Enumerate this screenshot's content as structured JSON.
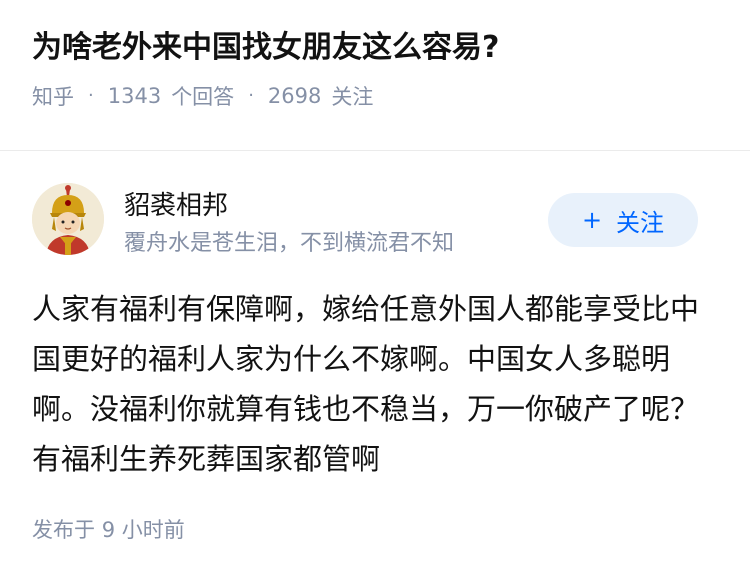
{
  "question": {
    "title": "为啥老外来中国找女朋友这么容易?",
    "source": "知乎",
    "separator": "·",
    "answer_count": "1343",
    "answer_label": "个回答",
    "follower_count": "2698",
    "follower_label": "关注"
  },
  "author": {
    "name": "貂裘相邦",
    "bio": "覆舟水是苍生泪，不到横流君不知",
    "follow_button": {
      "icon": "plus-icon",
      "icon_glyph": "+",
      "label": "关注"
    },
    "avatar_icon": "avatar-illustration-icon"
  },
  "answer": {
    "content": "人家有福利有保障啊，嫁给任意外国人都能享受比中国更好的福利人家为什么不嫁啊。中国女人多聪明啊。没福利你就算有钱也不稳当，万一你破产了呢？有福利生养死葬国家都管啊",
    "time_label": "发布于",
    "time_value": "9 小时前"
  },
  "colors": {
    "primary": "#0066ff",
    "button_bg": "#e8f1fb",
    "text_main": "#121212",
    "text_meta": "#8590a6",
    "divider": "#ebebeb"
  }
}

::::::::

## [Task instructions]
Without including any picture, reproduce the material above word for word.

## [Expected answer]
Enumerate this screenshot's content as structured JSON.
{
  "question": {
    "title": "为啥老外来中国找女朋友这么容易?",
    "source": "知乎",
    "separator": "·",
    "answer_count": "1343",
    "answer_label": "个回答",
    "follower_count": "2698",
    "follower_label": "关注"
  },
  "author": {
    "name": "貂裘相邦",
    "bio": "覆舟水是苍生泪，不到横流君不知",
    "follow_button": {
      "icon": "plus-icon",
      "icon_glyph": "+",
      "label": "关注"
    },
    "avatar_icon": "avatar-illustration-icon"
  },
  "answer": {
    "content": "人家有福利有保障啊，嫁给任意外国人都能享受比中国更好的福利人家为什么不嫁啊。中国女人多聪明啊。没福利你就算有钱也不稳当，万一你破产了呢？有福利生养死葬国家都管啊",
    "time_label": "发布于",
    "time_value": "9 小时前"
  },
  "colors": {
    "primary": "#0066ff",
    "button_bg": "#e8f1fb",
    "text_main": "#121212",
    "text_meta": "#8590a6",
    "divider": "#ebebeb"
  }
}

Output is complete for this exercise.